Compute how many lines in the entries below include the string "PETAŞ". Only the number is wanted.

(Data excerpts)
--- START ---
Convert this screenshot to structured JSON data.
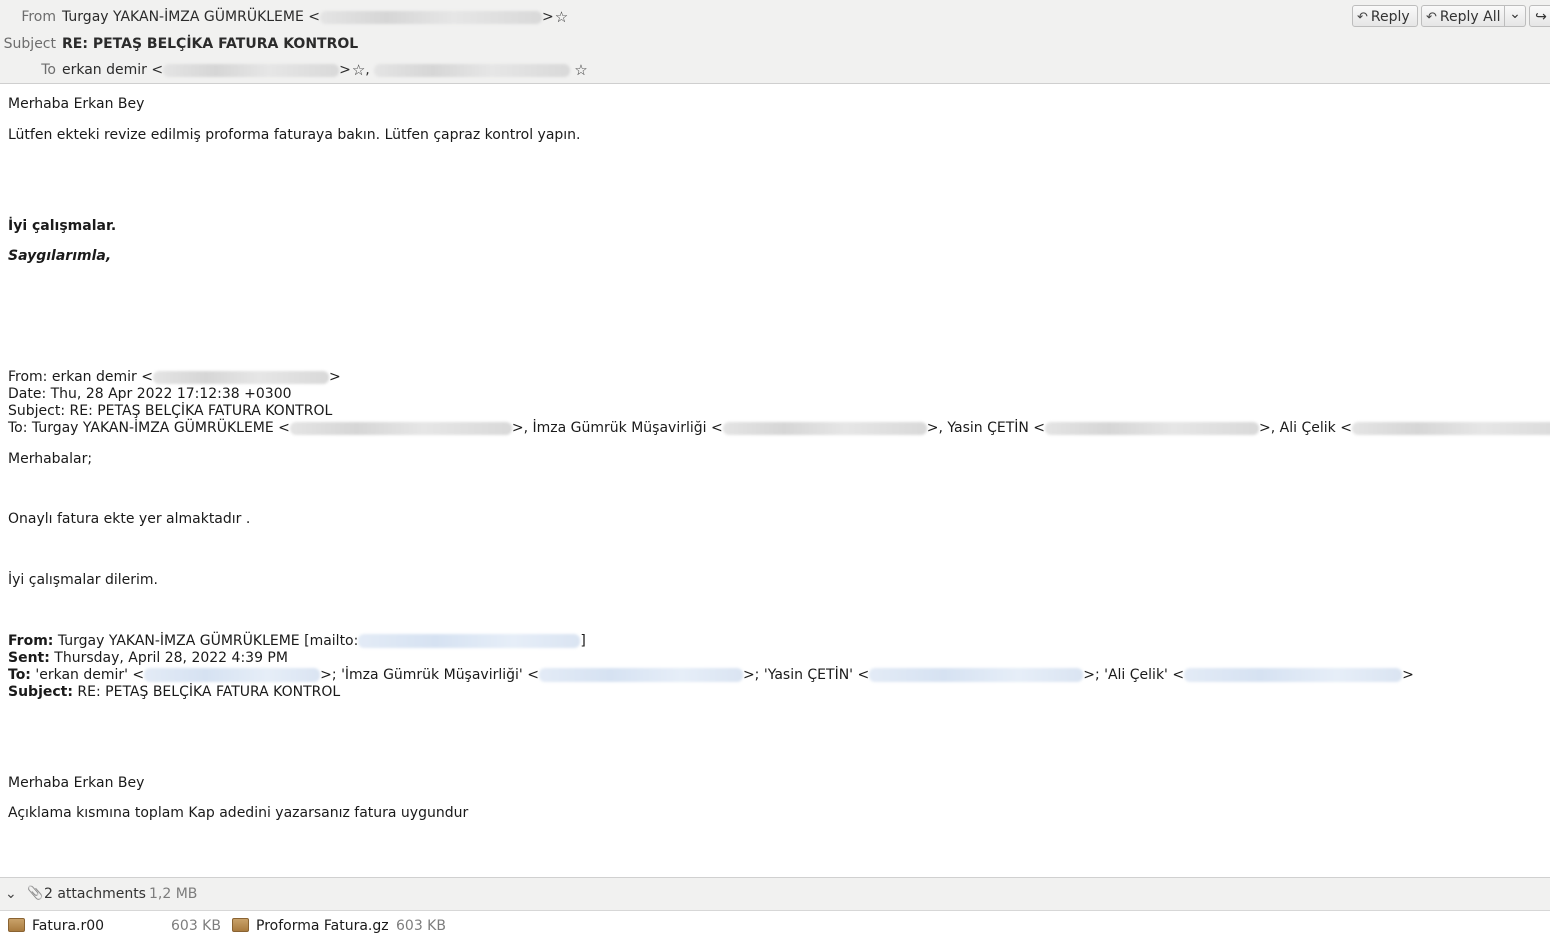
{
  "header": {
    "from_label": "From",
    "from_name": "Turgay YAKAN-İMZA GÜMRÜKLEME <",
    "from_close": ">",
    "subject_label": "Subject",
    "subject": "RE: PETAŞ BELÇİKA FATURA KONTROL",
    "to_label": "To",
    "to_name": "erkan demir <",
    "to_close": ">",
    "to_sep": ",",
    "star_glyph": "☆",
    "buttons": {
      "reply": "Reply",
      "reply_all": "Reply All",
      "reply_icon": "reply-arrow-icon",
      "reply_all_icon": "reply-all-arrow-icon",
      "dropdown_glyph": "⌄",
      "forward_glyph": "↪"
    }
  },
  "message": {
    "greeting": "Merhaba Erkan Bey",
    "line1": "Lütfen ekteki revize edilmiş proforma faturaya bakın. Lütfen çapraz kontrol yapın.",
    "closing1": "İyi çalışmalar.",
    "closing2": "Saygılarımla,",
    "quote1": {
      "from": "From: erkan demir <",
      "from_close": ">",
      "date": "Date: Thu, 28 Apr 2022 17:12:38 +0300",
      "subject": "Subject: RE: PETAŞ BELÇİKA FATURA KONTROL",
      "to_1": "To: Turgay YAKAN-İMZA GÜMRÜKLEME <",
      "to_2": ">, İmza Gümrük Müşavirliği <",
      "to_3": ">, Yasin ÇETİN <",
      "to_4": ">, Ali Çelik <",
      "to_5": ">",
      "greeting": "Merhabalar;",
      "body": "Onaylı fatura ekte yer almaktadır .",
      "closing": "İyi çalışmalar dilerim."
    },
    "quote2": {
      "from_label": "From:",
      "from_value": " Turgay YAKAN-İMZA GÜMRÜKLEME [mailto:",
      "from_close": "]",
      "sent_label": "Sent:",
      "sent_value": " Thursday, April 28, 2022 4:39 PM",
      "to_label": "To:",
      "to_1": " 'erkan demir' <",
      "to_2": ">; 'İmza Gümrük Müşavirliği' <",
      "to_3": ">; 'Yasin ÇETİN' <",
      "to_4": ">; 'Ali Çelik' <",
      "to_5": ">",
      "subject_label": "Subject:",
      "subject_value": " RE: PETAŞ BELÇİKA FATURA KONTROL",
      "greeting": "Merhaba Erkan Bey",
      "body": "Açıklama kısmına toplam Kap adedini yazarsanız fatura uygundur"
    }
  },
  "attachments": {
    "toggle_glyph": "⌄",
    "clip_glyph": "📎",
    "count_label": "2 attachments",
    "total_size": "1,2 MB",
    "items": [
      {
        "name": "Fatura.r00",
        "size": "603 KB",
        "icon": "archive-icon"
      },
      {
        "name": "Proforma Fatura.gz",
        "size": "603 KB",
        "icon": "archive-icon"
      }
    ]
  }
}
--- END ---
[Response]: 3